Researchers at University of California San Diego School of Medicine report that cancer cells appear to communicate to other cancer cells, activating an internal mechanism that boosts resistance to common chemotherapies and promotes tumour survival. The findings are published online in Science Signaling.
Six years ago, Maurizio Zanetti, MD, professor in the Department of Medicine at UC San Diego School of Medicine and a tumour immunologist at Moores Cancer Center at UC San Diego Health, published a paper in PNAS suggesting that cancer cells exploit an internal mechanism used by stressed mammalian cells, called the unfolded protein response (UPR), to communicate with immune cells, notably cells derived from the bone marrow, imparting them with pro-tumourigenic characteristics.
The UPR is activated in response to unfolded or misfolded proteins accumulating in the endoplasmic reticulum (ER)—an organelle that carries out several metabolic functions in the cells and the site where proteins are built, folded and sent for secretion. The UPR can often decide cell death or survival.
In their new paper, Zanetti and colleagues say cancer cells appear to take the process beyond just affecting bone marrow cells, using transmissible ER stress (TERS) to activate Wnt signaling in recipient cancer cells. Wnt is a cellular signaling pathway linked to carcinogenesis in many types of cancer.
"We noticed that TERS-experienced cells survived better than their unexperienced counterparts when nutrient-starved or treated with common chemotherapies like bortezomib or paclitaxel," said Jeffrey J. Rodvold, a member of Zanetti's lab and first author of the study.
"In each instance, receiving stress signals caused cells to survive better. Understanding how cellular fitness is gained within the tumour microenvironment is key to understand cooperativity among cancer cells as a way to collective resilience to nutrient starvation and therapies." When cancer cells subject to TERS were implanted in mice, they produced faster growing tumours.

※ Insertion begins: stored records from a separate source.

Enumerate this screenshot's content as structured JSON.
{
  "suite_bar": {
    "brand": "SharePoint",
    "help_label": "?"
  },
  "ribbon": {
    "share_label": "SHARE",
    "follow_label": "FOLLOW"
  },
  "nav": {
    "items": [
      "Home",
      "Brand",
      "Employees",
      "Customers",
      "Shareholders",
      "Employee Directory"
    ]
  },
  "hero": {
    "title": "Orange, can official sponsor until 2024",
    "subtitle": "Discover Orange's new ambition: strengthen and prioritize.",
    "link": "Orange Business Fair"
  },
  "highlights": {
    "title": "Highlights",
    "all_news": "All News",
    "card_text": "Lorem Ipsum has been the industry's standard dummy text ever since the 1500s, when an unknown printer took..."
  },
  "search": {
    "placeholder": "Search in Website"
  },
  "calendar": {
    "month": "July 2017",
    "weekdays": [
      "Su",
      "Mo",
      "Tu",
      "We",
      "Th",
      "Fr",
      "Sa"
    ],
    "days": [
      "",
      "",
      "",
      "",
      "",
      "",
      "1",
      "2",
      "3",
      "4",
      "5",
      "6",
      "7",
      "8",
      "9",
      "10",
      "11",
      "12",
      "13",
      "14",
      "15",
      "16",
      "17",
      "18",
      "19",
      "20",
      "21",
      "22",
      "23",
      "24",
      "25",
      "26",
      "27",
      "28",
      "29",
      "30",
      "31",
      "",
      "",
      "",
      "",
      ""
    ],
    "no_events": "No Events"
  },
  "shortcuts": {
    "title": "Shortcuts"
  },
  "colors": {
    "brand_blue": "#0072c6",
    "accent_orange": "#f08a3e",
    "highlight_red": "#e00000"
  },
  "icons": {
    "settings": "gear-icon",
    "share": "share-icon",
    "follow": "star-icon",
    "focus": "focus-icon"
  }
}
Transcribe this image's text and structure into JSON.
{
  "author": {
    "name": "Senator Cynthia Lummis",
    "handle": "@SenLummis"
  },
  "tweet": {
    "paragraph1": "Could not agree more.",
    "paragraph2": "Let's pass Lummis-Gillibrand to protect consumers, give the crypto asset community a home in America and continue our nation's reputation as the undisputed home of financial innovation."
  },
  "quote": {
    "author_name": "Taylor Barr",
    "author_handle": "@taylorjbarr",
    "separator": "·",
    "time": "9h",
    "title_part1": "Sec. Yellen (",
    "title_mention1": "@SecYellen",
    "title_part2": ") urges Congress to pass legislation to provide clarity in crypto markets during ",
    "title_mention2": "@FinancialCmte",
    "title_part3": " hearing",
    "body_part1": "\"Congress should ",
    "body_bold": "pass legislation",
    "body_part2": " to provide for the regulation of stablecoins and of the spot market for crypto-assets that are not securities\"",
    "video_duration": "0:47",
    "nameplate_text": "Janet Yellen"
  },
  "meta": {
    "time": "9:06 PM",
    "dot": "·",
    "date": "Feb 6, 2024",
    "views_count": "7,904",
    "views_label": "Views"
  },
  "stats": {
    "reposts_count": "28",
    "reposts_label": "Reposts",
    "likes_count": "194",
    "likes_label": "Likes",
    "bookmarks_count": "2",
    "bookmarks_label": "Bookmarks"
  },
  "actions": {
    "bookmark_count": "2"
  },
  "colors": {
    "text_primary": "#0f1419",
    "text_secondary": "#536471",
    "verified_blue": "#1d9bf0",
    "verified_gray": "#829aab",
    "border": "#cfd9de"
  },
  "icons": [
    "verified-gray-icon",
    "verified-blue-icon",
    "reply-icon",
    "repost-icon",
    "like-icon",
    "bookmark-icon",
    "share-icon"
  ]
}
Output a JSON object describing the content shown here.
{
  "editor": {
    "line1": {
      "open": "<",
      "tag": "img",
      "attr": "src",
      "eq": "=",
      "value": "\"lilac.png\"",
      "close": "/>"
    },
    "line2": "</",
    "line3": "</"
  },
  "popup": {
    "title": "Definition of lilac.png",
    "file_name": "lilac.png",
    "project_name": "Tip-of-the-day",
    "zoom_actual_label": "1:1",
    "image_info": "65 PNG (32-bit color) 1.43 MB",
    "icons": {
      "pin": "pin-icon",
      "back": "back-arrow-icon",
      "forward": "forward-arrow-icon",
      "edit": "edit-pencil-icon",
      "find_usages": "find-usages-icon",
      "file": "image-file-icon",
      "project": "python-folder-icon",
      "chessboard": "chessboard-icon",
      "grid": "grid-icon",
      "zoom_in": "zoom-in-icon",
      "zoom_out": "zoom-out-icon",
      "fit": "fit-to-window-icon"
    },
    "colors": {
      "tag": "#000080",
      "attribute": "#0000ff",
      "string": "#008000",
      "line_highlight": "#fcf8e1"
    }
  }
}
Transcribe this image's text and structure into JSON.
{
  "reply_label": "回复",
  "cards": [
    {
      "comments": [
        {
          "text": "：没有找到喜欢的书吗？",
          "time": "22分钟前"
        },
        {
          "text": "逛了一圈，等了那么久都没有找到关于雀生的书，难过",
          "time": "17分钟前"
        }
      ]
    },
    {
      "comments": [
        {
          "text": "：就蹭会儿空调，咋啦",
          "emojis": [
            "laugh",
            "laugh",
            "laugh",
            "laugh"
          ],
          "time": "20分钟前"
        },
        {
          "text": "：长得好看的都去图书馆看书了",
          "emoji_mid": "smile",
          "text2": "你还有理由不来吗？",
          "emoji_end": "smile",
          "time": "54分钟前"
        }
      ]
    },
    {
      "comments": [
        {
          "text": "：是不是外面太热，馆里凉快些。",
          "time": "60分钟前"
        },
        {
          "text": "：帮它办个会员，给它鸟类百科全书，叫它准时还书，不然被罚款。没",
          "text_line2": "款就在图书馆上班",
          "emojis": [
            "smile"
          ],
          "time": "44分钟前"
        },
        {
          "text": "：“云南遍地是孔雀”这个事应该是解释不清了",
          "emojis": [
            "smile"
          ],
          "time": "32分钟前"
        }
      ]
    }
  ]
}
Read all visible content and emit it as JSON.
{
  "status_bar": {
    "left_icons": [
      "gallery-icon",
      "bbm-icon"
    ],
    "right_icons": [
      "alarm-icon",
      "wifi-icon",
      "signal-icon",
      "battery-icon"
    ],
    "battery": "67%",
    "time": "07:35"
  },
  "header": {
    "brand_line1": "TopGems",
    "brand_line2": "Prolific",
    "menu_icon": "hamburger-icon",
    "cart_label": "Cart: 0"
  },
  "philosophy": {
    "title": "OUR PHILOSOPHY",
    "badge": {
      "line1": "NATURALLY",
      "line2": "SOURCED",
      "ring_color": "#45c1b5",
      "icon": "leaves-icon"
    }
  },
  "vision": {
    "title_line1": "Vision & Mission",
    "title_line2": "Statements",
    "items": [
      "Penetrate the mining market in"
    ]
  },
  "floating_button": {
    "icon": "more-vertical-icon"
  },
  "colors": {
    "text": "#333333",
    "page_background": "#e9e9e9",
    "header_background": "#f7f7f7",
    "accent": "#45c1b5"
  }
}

"Our data demonstrate that transmissible ER stress is a mechanism of intercellular communication," said Zanetti. "We know that tumour cells live in difficult environments, exposed to nutrient deprivation and lack of oxygen, which in principle should restrict tumour growth. Through stress transmission, tumour cells help neighboring tumour cells to cope with these adverse conditions and eventually survive and acquire growth advantages."
Importantly, he said the research may explain previous findings by other groups showing that individual tumour cells within a uniform genetic lineage can acquire functionally different behaviors in vivo.
In other words, some cells acquire greater fitness and extended survival—another way to generate intra-tumour heterogeneity, which currently represents one of the major obstacles to cancer treatment. This implies that mutations peppered throughout the cancer genome of an individual are not the only source of intra-tumour heterogeneity.
Zanetti said researchers and physicians need to consider these changing cellular dynamics in the tumour microenvironment in developing both a better understanding of cancer and more effective treatments.